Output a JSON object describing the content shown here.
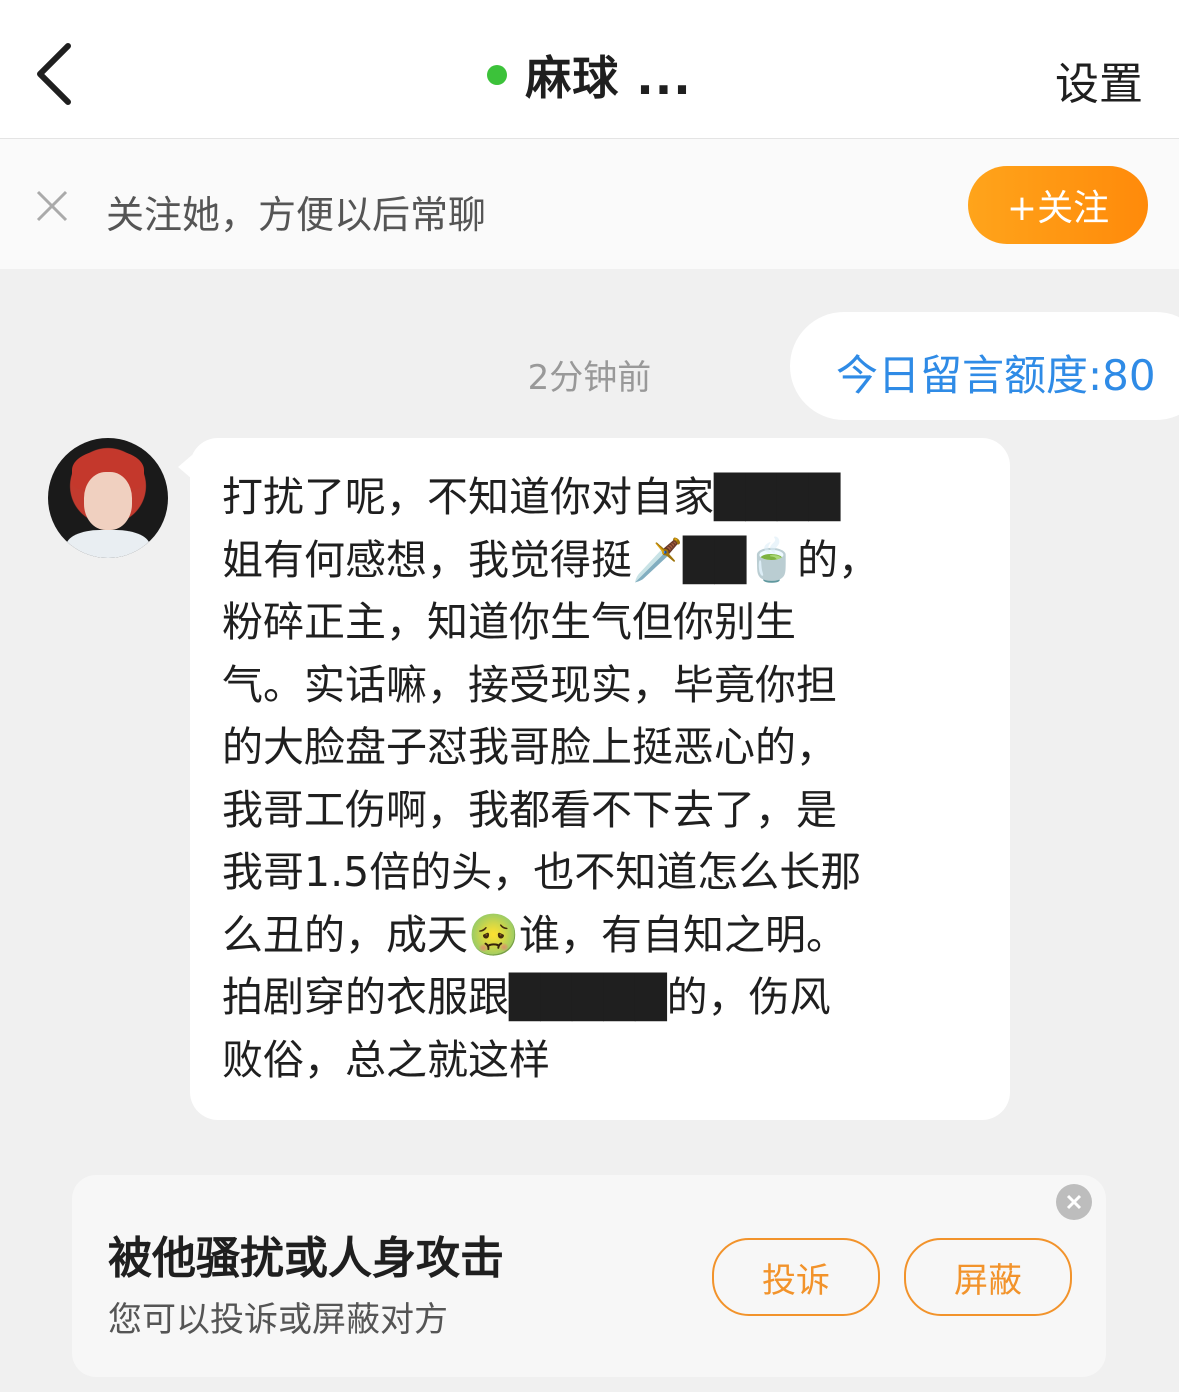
{
  "header": {
    "title": "麻球 ...",
    "settings_label": "设置",
    "online_color": "#3cc23a"
  },
  "follow_bar": {
    "prompt": "关注她，方便以后常聊",
    "follow_button": "+关注",
    "button_colors": [
      "#ffa41b",
      "#ff8a0a"
    ]
  },
  "chat": {
    "quota_label": "今日留言额度:80",
    "quota_color": "#2f8be6",
    "timestamp": "2分钟前",
    "message": {
      "text": "打扰了呢，不知道你对自家████\n姐有何感想，我觉得挺🗡️██🍵的，\n粉碎正主，知道你生气但你别生\n气。实话嘛，接受现实，毕竟你担\n的大脸盘子怼我哥脸上挺恶心的，\n我哥工伤啊，我都看不下去了，是\n我哥1.5倍的头，也不知道怎么长那\n么丑的，成天🤢谁，有自知之明。\n拍剧穿的衣服跟█████的，伤风\n败俗，总之就这样"
    }
  },
  "report": {
    "title": "被他骚扰或人身攻击",
    "subtitle": "您可以投诉或屏蔽对方",
    "complain_label": "投诉",
    "block_label": "屏蔽",
    "accent": "#f2932b"
  }
}
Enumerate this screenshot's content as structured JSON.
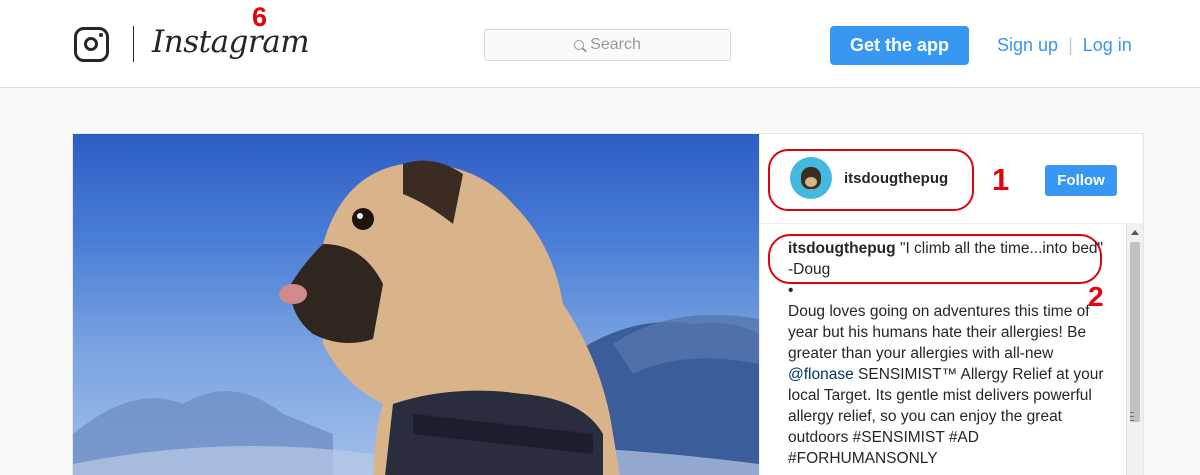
{
  "header": {
    "brand": "Instagram",
    "search_placeholder": "Search",
    "get_app_label": "Get the app",
    "sign_up_label": "Sign up",
    "separator": "|",
    "log_in_label": "Log in"
  },
  "post": {
    "username": "itsdougthepug",
    "follow_label": "Follow",
    "caption_user": "itsdougthepug",
    "caption_quote": "\"I climb all the time...into bed\" -Doug",
    "bullet": "•",
    "body_before_mention": "Doug loves going on adventures this time of year but his humans hate their allergies! Be greater than your allergies with all-new ",
    "mention": "@flonase",
    "body_after_mention": " SENSIMIST™ Allergy Relief at your local Target. Its gentle mist delivers powerful allergy relief, so you can enjoy the great outdoors #SENSIMIST #AD #FORHUMANSONLY"
  },
  "annotations": {
    "label_6": "6",
    "label_1": "1",
    "label_2": "2"
  },
  "colors": {
    "accent": "#3897f0",
    "annotation": "#e00010",
    "text": "#262626"
  }
}
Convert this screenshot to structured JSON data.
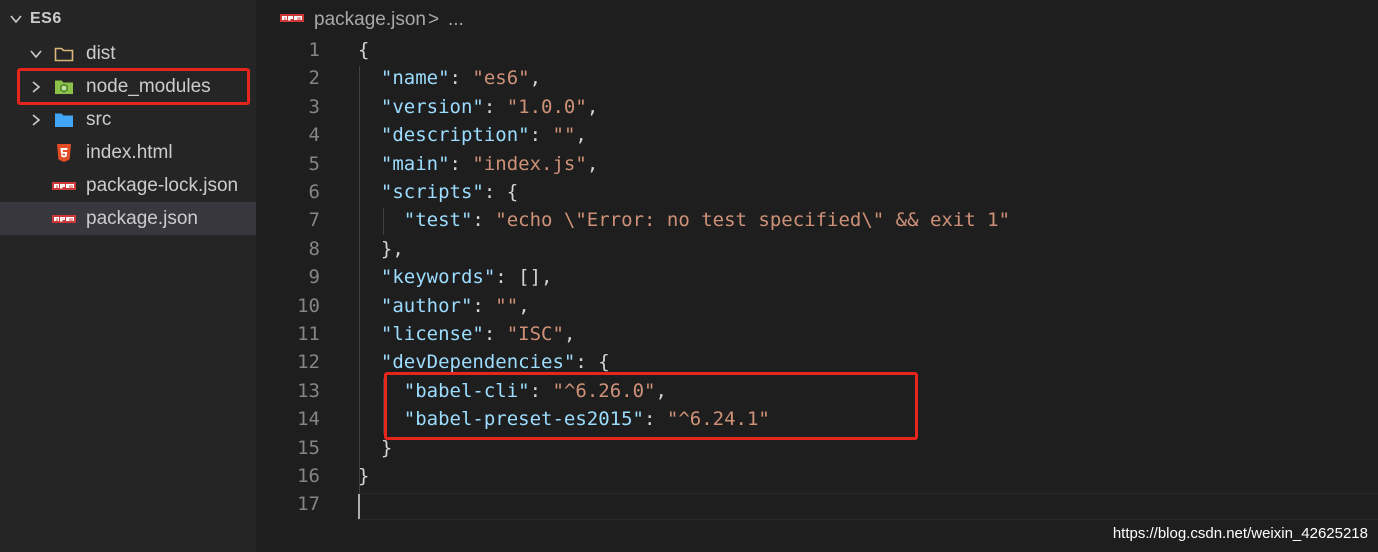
{
  "explorer": {
    "root_label": "ES6",
    "items": [
      {
        "label": "dist",
        "kind": "folder",
        "expanded": true,
        "icon": "folder-outline-icon"
      },
      {
        "label": "node_modules",
        "kind": "folder",
        "expanded": false,
        "icon": "node-folder-icon"
      },
      {
        "label": "src",
        "kind": "folder",
        "expanded": false,
        "icon": "blue-folder-icon"
      },
      {
        "label": "index.html",
        "kind": "file",
        "icon": "html5-icon"
      },
      {
        "label": "package-lock.json",
        "kind": "file",
        "icon": "npm-icon"
      },
      {
        "label": "package.json",
        "kind": "file",
        "icon": "npm-icon",
        "selected": true
      }
    ]
  },
  "breadcrumb": {
    "file": "package.json",
    "separator": ">",
    "more": "..."
  },
  "editor": {
    "lines": [
      {
        "n": "1",
        "indent": "",
        "tokens": [
          [
            "p",
            "{"
          ]
        ]
      },
      {
        "n": "2",
        "indent": "  ",
        "tokens": [
          [
            "k",
            "\"name\""
          ],
          [
            "p",
            ": "
          ],
          [
            "s",
            "\"es6\""
          ],
          [
            "p",
            ","
          ]
        ]
      },
      {
        "n": "3",
        "indent": "  ",
        "tokens": [
          [
            "k",
            "\"version\""
          ],
          [
            "p",
            ": "
          ],
          [
            "s",
            "\"1.0.0\""
          ],
          [
            "p",
            ","
          ]
        ]
      },
      {
        "n": "4",
        "indent": "  ",
        "tokens": [
          [
            "k",
            "\"description\""
          ],
          [
            "p",
            ": "
          ],
          [
            "s",
            "\"\""
          ],
          [
            "p",
            ","
          ]
        ]
      },
      {
        "n": "5",
        "indent": "  ",
        "tokens": [
          [
            "k",
            "\"main\""
          ],
          [
            "p",
            ": "
          ],
          [
            "s",
            "\"index.js\""
          ],
          [
            "p",
            ","
          ]
        ]
      },
      {
        "n": "6",
        "indent": "  ",
        "tokens": [
          [
            "k",
            "\"scripts\""
          ],
          [
            "p",
            ": {"
          ]
        ]
      },
      {
        "n": "7",
        "indent": "    ",
        "tokens": [
          [
            "k",
            "\"test\""
          ],
          [
            "p",
            ": "
          ],
          [
            "s",
            "\"echo \\\"Error: no test specified\\\" && exit 1\""
          ]
        ]
      },
      {
        "n": "8",
        "indent": "  ",
        "tokens": [
          [
            "p",
            "},"
          ]
        ]
      },
      {
        "n": "9",
        "indent": "  ",
        "tokens": [
          [
            "k",
            "\"keywords\""
          ],
          [
            "p",
            ": [],"
          ]
        ]
      },
      {
        "n": "10",
        "indent": "  ",
        "tokens": [
          [
            "k",
            "\"author\""
          ],
          [
            "p",
            ": "
          ],
          [
            "s",
            "\"\""
          ],
          [
            "p",
            ","
          ]
        ]
      },
      {
        "n": "11",
        "indent": "  ",
        "tokens": [
          [
            "k",
            "\"license\""
          ],
          [
            "p",
            ": "
          ],
          [
            "s",
            "\"ISC\""
          ],
          [
            "p",
            ","
          ]
        ]
      },
      {
        "n": "12",
        "indent": "  ",
        "tokens": [
          [
            "k",
            "\"devDependencies\""
          ],
          [
            "p",
            ": {"
          ]
        ]
      },
      {
        "n": "13",
        "indent": "    ",
        "tokens": [
          [
            "k",
            "\"babel-cli\""
          ],
          [
            "p",
            ": "
          ],
          [
            "s",
            "\"^6.26.0\""
          ],
          [
            "p",
            ","
          ]
        ]
      },
      {
        "n": "14",
        "indent": "    ",
        "tokens": [
          [
            "k",
            "\"babel-preset-es2015\""
          ],
          [
            "p",
            ": "
          ],
          [
            "s",
            "\"^6.24.1\""
          ]
        ]
      },
      {
        "n": "15",
        "indent": "  ",
        "tokens": [
          [
            "p",
            "}"
          ]
        ]
      },
      {
        "n": "16",
        "indent": "",
        "tokens": [
          [
            "p",
            "}"
          ]
        ]
      },
      {
        "n": "17",
        "indent": "",
        "tokens": []
      }
    ]
  },
  "watermark": "https://blog.csdn.net/weixin_42625218",
  "colors": {
    "highlight_box": "#e8251d",
    "json_key": "#9cdcfe",
    "json_string": "#ce9178"
  }
}
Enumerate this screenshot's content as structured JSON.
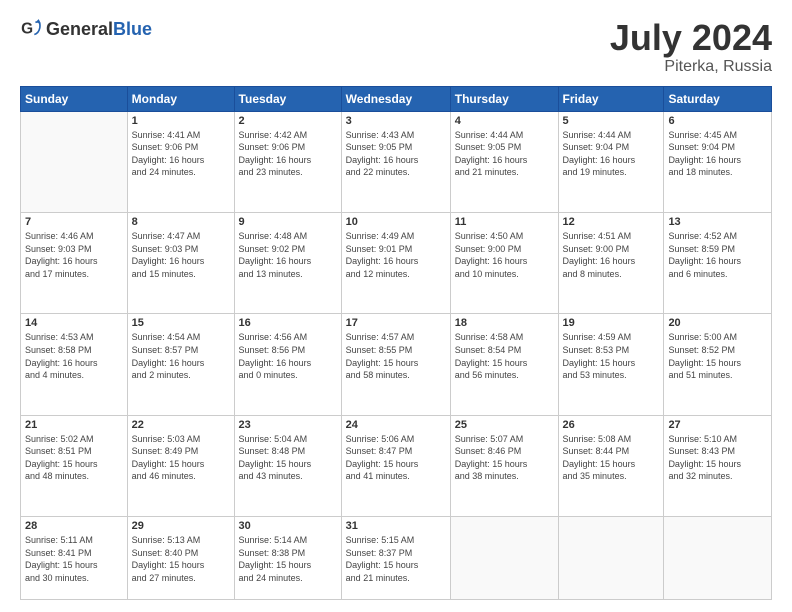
{
  "header": {
    "logo_general": "General",
    "logo_blue": "Blue",
    "month": "July 2024",
    "location": "Piterka, Russia"
  },
  "weekdays": [
    "Sunday",
    "Monday",
    "Tuesday",
    "Wednesday",
    "Thursday",
    "Friday",
    "Saturday"
  ],
  "weeks": [
    [
      {
        "day": "",
        "info": ""
      },
      {
        "day": "1",
        "info": "Sunrise: 4:41 AM\nSunset: 9:06 PM\nDaylight: 16 hours\nand 24 minutes."
      },
      {
        "day": "2",
        "info": "Sunrise: 4:42 AM\nSunset: 9:06 PM\nDaylight: 16 hours\nand 23 minutes."
      },
      {
        "day": "3",
        "info": "Sunrise: 4:43 AM\nSunset: 9:05 PM\nDaylight: 16 hours\nand 22 minutes."
      },
      {
        "day": "4",
        "info": "Sunrise: 4:44 AM\nSunset: 9:05 PM\nDaylight: 16 hours\nand 21 minutes."
      },
      {
        "day": "5",
        "info": "Sunrise: 4:44 AM\nSunset: 9:04 PM\nDaylight: 16 hours\nand 19 minutes."
      },
      {
        "day": "6",
        "info": "Sunrise: 4:45 AM\nSunset: 9:04 PM\nDaylight: 16 hours\nand 18 minutes."
      }
    ],
    [
      {
        "day": "7",
        "info": "Sunrise: 4:46 AM\nSunset: 9:03 PM\nDaylight: 16 hours\nand 17 minutes."
      },
      {
        "day": "8",
        "info": "Sunrise: 4:47 AM\nSunset: 9:03 PM\nDaylight: 16 hours\nand 15 minutes."
      },
      {
        "day": "9",
        "info": "Sunrise: 4:48 AM\nSunset: 9:02 PM\nDaylight: 16 hours\nand 13 minutes."
      },
      {
        "day": "10",
        "info": "Sunrise: 4:49 AM\nSunset: 9:01 PM\nDaylight: 16 hours\nand 12 minutes."
      },
      {
        "day": "11",
        "info": "Sunrise: 4:50 AM\nSunset: 9:00 PM\nDaylight: 16 hours\nand 10 minutes."
      },
      {
        "day": "12",
        "info": "Sunrise: 4:51 AM\nSunset: 9:00 PM\nDaylight: 16 hours\nand 8 minutes."
      },
      {
        "day": "13",
        "info": "Sunrise: 4:52 AM\nSunset: 8:59 PM\nDaylight: 16 hours\nand 6 minutes."
      }
    ],
    [
      {
        "day": "14",
        "info": "Sunrise: 4:53 AM\nSunset: 8:58 PM\nDaylight: 16 hours\nand 4 minutes."
      },
      {
        "day": "15",
        "info": "Sunrise: 4:54 AM\nSunset: 8:57 PM\nDaylight: 16 hours\nand 2 minutes."
      },
      {
        "day": "16",
        "info": "Sunrise: 4:56 AM\nSunset: 8:56 PM\nDaylight: 16 hours\nand 0 minutes."
      },
      {
        "day": "17",
        "info": "Sunrise: 4:57 AM\nSunset: 8:55 PM\nDaylight: 15 hours\nand 58 minutes."
      },
      {
        "day": "18",
        "info": "Sunrise: 4:58 AM\nSunset: 8:54 PM\nDaylight: 15 hours\nand 56 minutes."
      },
      {
        "day": "19",
        "info": "Sunrise: 4:59 AM\nSunset: 8:53 PM\nDaylight: 15 hours\nand 53 minutes."
      },
      {
        "day": "20",
        "info": "Sunrise: 5:00 AM\nSunset: 8:52 PM\nDaylight: 15 hours\nand 51 minutes."
      }
    ],
    [
      {
        "day": "21",
        "info": "Sunrise: 5:02 AM\nSunset: 8:51 PM\nDaylight: 15 hours\nand 48 minutes."
      },
      {
        "day": "22",
        "info": "Sunrise: 5:03 AM\nSunset: 8:49 PM\nDaylight: 15 hours\nand 46 minutes."
      },
      {
        "day": "23",
        "info": "Sunrise: 5:04 AM\nSunset: 8:48 PM\nDaylight: 15 hours\nand 43 minutes."
      },
      {
        "day": "24",
        "info": "Sunrise: 5:06 AM\nSunset: 8:47 PM\nDaylight: 15 hours\nand 41 minutes."
      },
      {
        "day": "25",
        "info": "Sunrise: 5:07 AM\nSunset: 8:46 PM\nDaylight: 15 hours\nand 38 minutes."
      },
      {
        "day": "26",
        "info": "Sunrise: 5:08 AM\nSunset: 8:44 PM\nDaylight: 15 hours\nand 35 minutes."
      },
      {
        "day": "27",
        "info": "Sunrise: 5:10 AM\nSunset: 8:43 PM\nDaylight: 15 hours\nand 32 minutes."
      }
    ],
    [
      {
        "day": "28",
        "info": "Sunrise: 5:11 AM\nSunset: 8:41 PM\nDaylight: 15 hours\nand 30 minutes."
      },
      {
        "day": "29",
        "info": "Sunrise: 5:13 AM\nSunset: 8:40 PM\nDaylight: 15 hours\nand 27 minutes."
      },
      {
        "day": "30",
        "info": "Sunrise: 5:14 AM\nSunset: 8:38 PM\nDaylight: 15 hours\nand 24 minutes."
      },
      {
        "day": "31",
        "info": "Sunrise: 5:15 AM\nSunset: 8:37 PM\nDaylight: 15 hours\nand 21 minutes."
      },
      {
        "day": "",
        "info": ""
      },
      {
        "day": "",
        "info": ""
      },
      {
        "day": "",
        "info": ""
      }
    ]
  ]
}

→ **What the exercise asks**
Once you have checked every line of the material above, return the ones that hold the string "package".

→ **Problem solution**
        "label": "package-lock.json",
        "label": "package.json",
    "file": "package.json",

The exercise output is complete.